The current COVID-19 outbreak has hit the creative market in the UK hard, with many marketing departments having their budgets pulled or even worse, losing their jobs.
Photography has been hit particularly hard and here are 5 lessons we can take to help improve our businesses going forward.
Gear means nothing
It’s times like this that it really hits home that having ~£20k worth a gear sat on a shelf in the studio, does nothing but massage the ego.
It’s time to start looking at all the gear and deciding what you actually need to carry out jobs and which were just purchases because you simply thought you had to have them.
I’ve been working from home for the last two weeks, using my old Canon 1ds mk3 and a 24-105mm lens, which could probably be picked up for a few hundred quid. I’m still managing to complete jobs and that setup has easily made me over 10x its value back in such a short space of time.
As you can tell, this camera has seen better days but it still takes great pictures!
Keep excess spending down
As well as your kit, it’s time to look at what else you are spending money on in your business and how you can trim off the excess.
Now is not the time to have huge loans out and a car lead which you cannot afford.

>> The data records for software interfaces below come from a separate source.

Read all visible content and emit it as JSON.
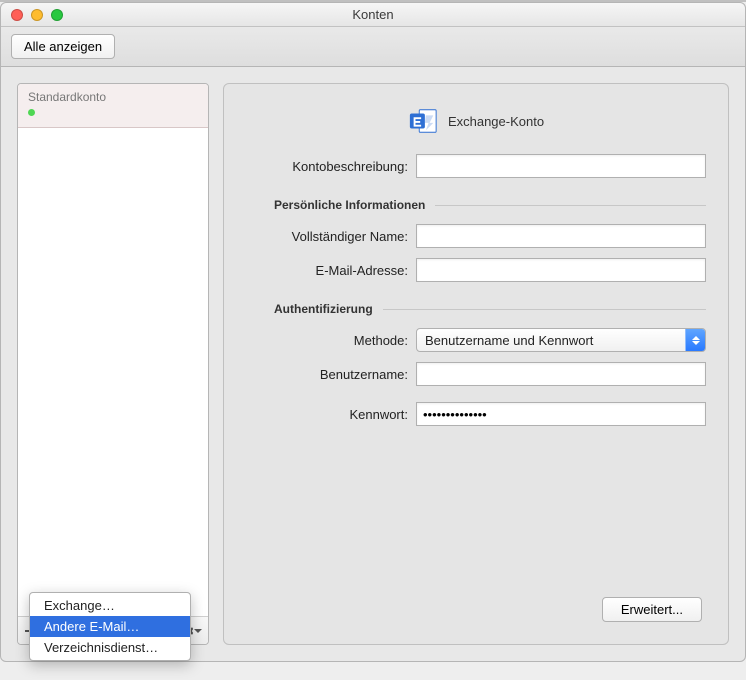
{
  "window_title": "Konten",
  "toolbar": {
    "show_all_label": "Alle anzeigen"
  },
  "sidebar": {
    "account": {
      "name": "Standardkonto",
      "status": "online"
    },
    "footer_icons": {
      "add": "plus-icon",
      "remove": "minus-icon",
      "settings": "gear-icon"
    }
  },
  "add_menu": {
    "items": [
      {
        "label": "Exchange…",
        "selected": false
      },
      {
        "label": "Andere E-Mail…",
        "selected": true
      },
      {
        "label": "Verzeichnisdienst…",
        "selected": false
      }
    ]
  },
  "main": {
    "brand": "Exchange-Konto",
    "labels": {
      "description": "Kontobeschreibung:",
      "full_name": "Vollständiger Name:",
      "email": "E-Mail-Adresse:",
      "method": "Methode:",
      "username": "Benutzername:",
      "password": "Kennwort:"
    },
    "section_personal": "Persönliche Informationen",
    "section_auth": "Authentifizierung",
    "method_value": "Benutzername und Kennwort",
    "values": {
      "description": "",
      "full_name": "",
      "email": "",
      "username": "",
      "password": "••••••••••••••"
    },
    "advanced_label": "Erweitert..."
  }
}
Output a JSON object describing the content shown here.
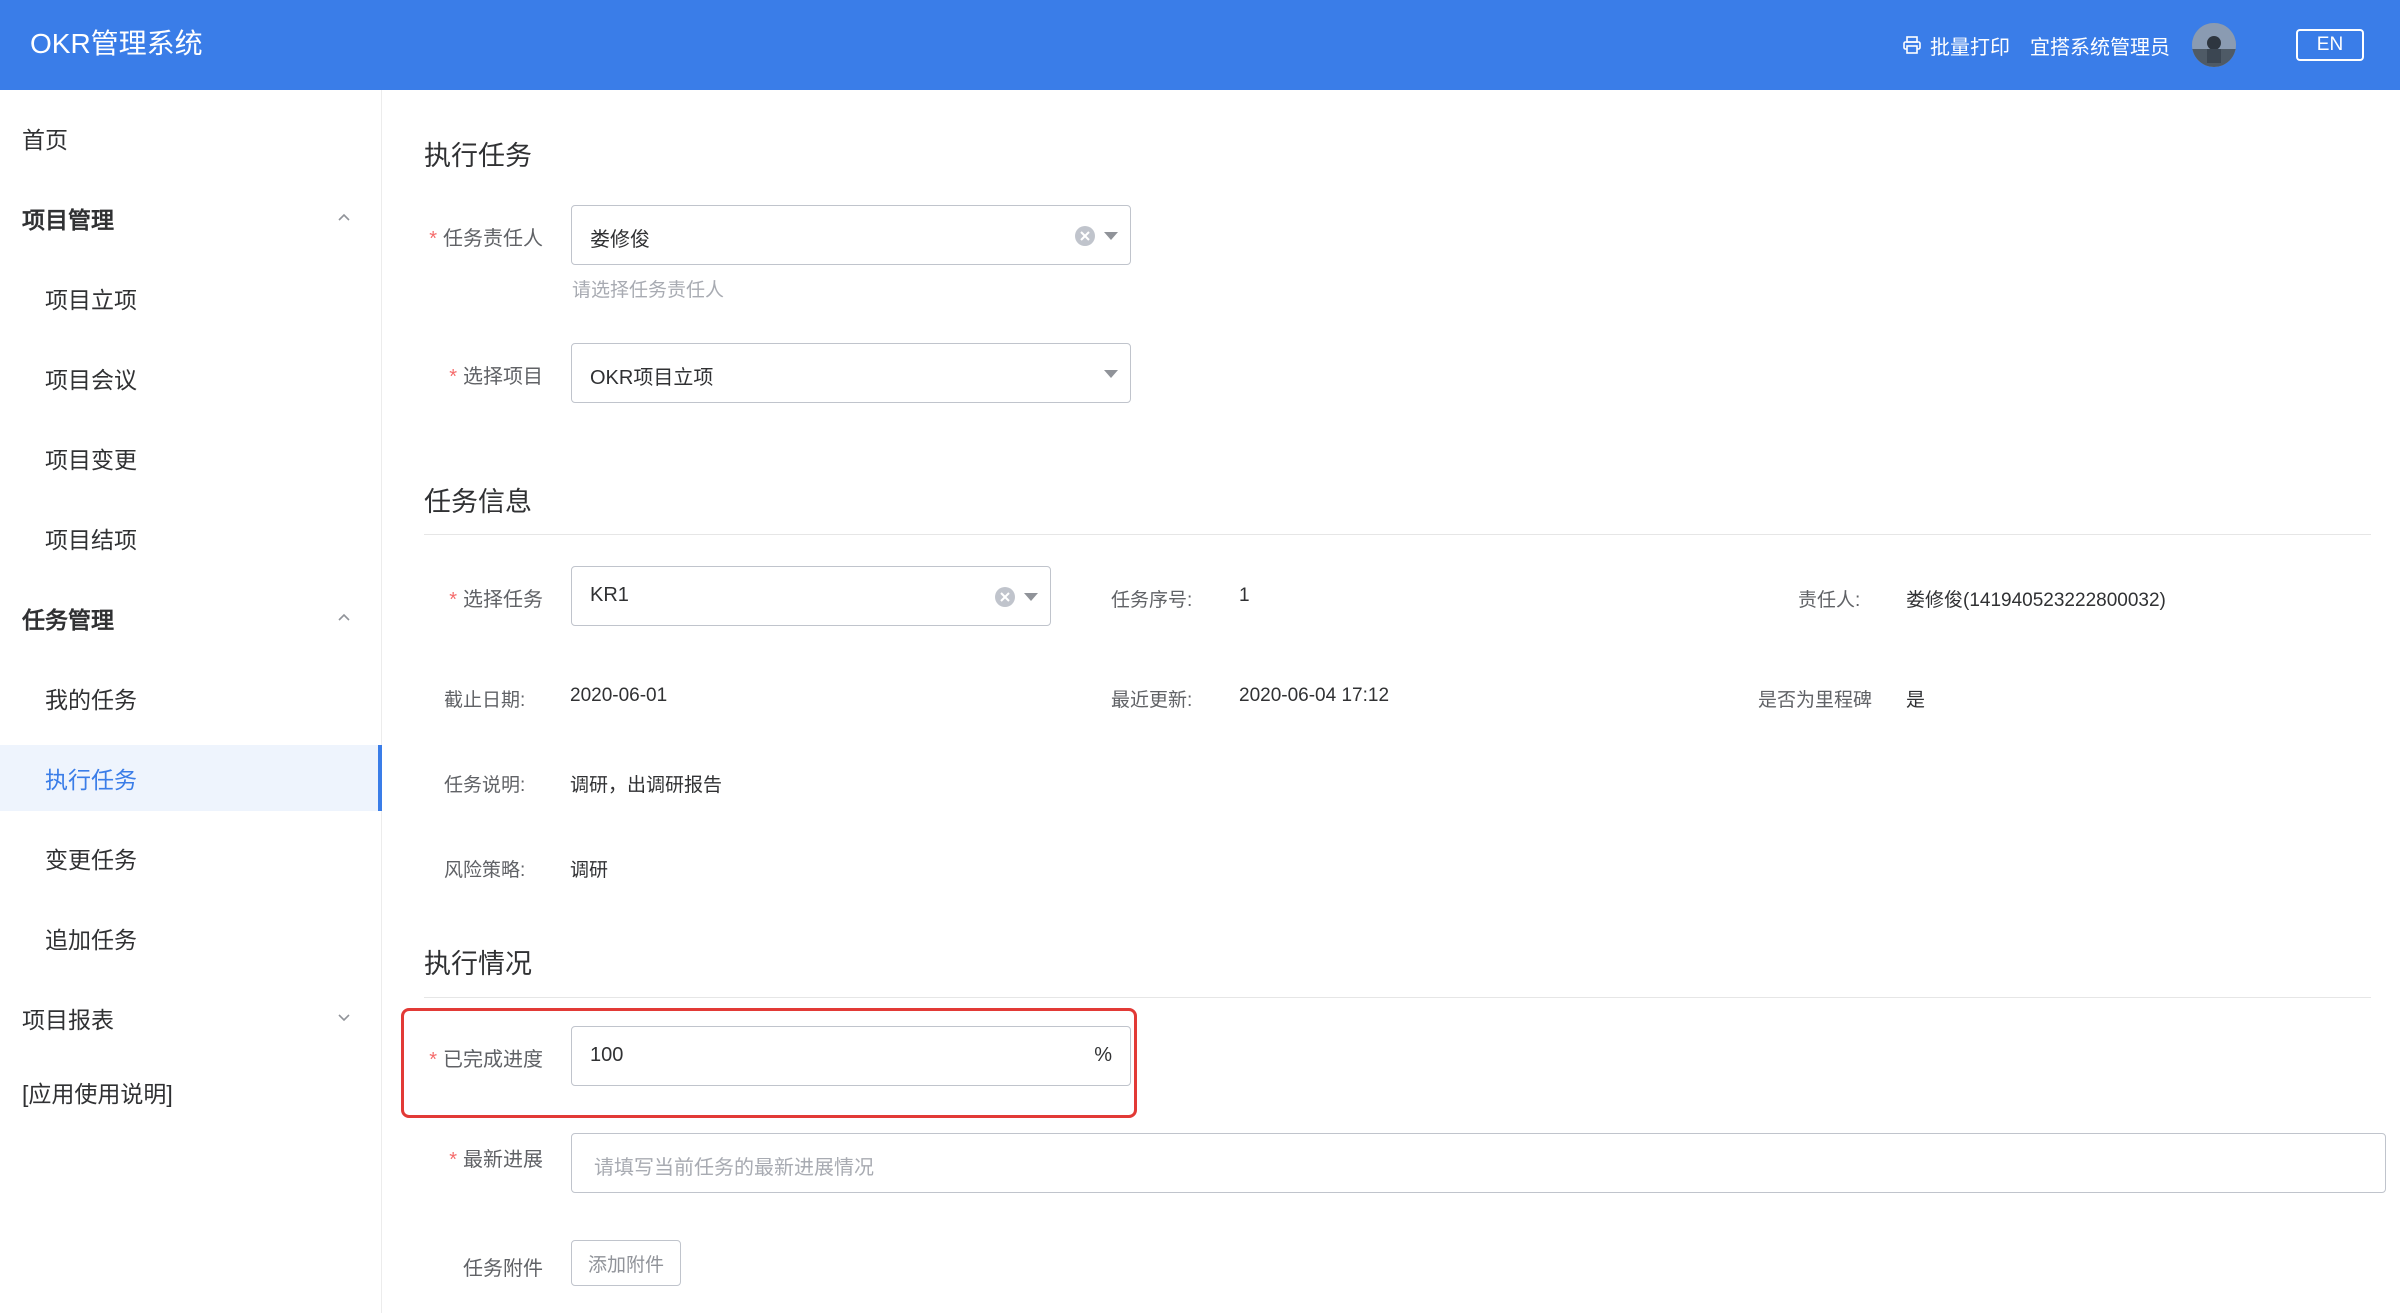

If you want your business to survive you need to be keeping money in it for a rainy day and I think there are many more rainy days to come before we see the sun again.
You need to keep making money
This one may seem obvious but cash flow is king.
If you’re stuck in your house, see what you have around you which can help you continue working.
I’ve converted a spare room into a small studio which allows me to continue serving clients even though I can’t physically leave the house.
If you don’t have this available to you, how else can you make money?
Now is not the time to be proud.
Look at what excess equipment you have lying around, can you sell something that you haven’t used in a while to cover any bills?
Take a look through your kit bag, is there anything in there you don’t need?
Keep a pot of savings
If you have been spending all your money between jobs, then it’s likely that this pinch has hit you harder than most.
Going forward, it is worth putting at least 20% of your monthly profit away until you have a healthy savings account.
ISAs and shares are a great way of making your money work a little harder but at times like this, they will be taking a downward turn too.
I try to keep at least 6 months of wages in the bank, this relieves a huge amount of stress and allows you to concentrate on growing your business at this time rather than panicking how you are going to make rent.
Keep opening your mail
There is a lot of contradictory advice going on at the moment about what financial aid is available to different businesses
Make sure that your accountant is keeping you up to speed with all the change and that you’re not avoiding letters which look like they are from HMRC.
Now is a great time to be updating all your accounts and putting any receipts through, if you have anything outstanding, make sure it is paid.
Let’s end it with a positive…
Although the creative industry has taken a downturn as whole, I’ve been encouraged by the amount of clients reaching out still wanting to pass work my way.
When this all comes to an end, and it will soon, there is still a huge need for photography.